SGI ICE X business reaches $90 million within eight weeks of launch

11 Jan 2012 Fremont - SGI's innovative new SGI ICE X high performance computing (HPC) platform has $90 million in orders under contract, reflecting the strongest and broadest customer interest of any new product introduction in the company's history. The ICE X family was introduced at the Supercomputing 2011 show in Seattle in November 2011.

"We're thrilled about the success we've seen to date with the SGI ICE X platform", stated Tony Carrozza, executive vice president of field operations at SGI. "In addition to deals we've won outright, our pipeline continues to grow. Customers around the world love the flexibility and compute power in a small footprint, all delivered based on industry standards, and they are voting with their orders."

SGI ICE X is the fifth-generation of the award-winning SGI ICE platform, and builds upon the solid base that has achieved nearly 100% customer satisfaction ratings in recent surveys conducted by SGI among its many ICE customers. Able to scale from tens of teraflops to up to tens of petaflops, SGI ICE X is the most flexible supercomputer in the industry for addressing a wide range of applications and customer needs.
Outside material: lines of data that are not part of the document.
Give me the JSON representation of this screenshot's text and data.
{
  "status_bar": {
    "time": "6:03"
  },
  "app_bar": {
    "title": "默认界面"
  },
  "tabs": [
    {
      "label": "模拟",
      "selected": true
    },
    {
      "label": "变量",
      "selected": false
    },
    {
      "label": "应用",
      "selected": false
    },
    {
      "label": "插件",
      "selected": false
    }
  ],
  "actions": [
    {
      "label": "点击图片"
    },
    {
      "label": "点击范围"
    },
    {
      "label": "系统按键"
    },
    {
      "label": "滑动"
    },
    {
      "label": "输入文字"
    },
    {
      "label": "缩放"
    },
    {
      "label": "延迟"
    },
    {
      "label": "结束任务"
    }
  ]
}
"IDC expects that over the next few years more HPC buyers will be looking for systems with higher performance capabilities beyond what is available in standard products", stated Earl Joseph, programme vice president, High Performance Computing at IDC. "The newest design of the SGI ICE platform, based on the next generation Intel Xeon processor E5 family, fits well with the needs of these demanding customers to achieve new levels of speed and scale in their compute workloads. ICE X is a flexible, performance-oriented design that should fit well into these customer requirements."

SGI ICE X continues the heritage of previous ICE designs, including the SGI ICE 8400, in implementing hierarchical management and hypercube networking topologies. This allows easy system expansion over time, including over multiple generations, with no system down time while the expansion is taking place. This feature saved NASA over two million hours of compute time during a previous system upgrade.
Source: Rackable Systems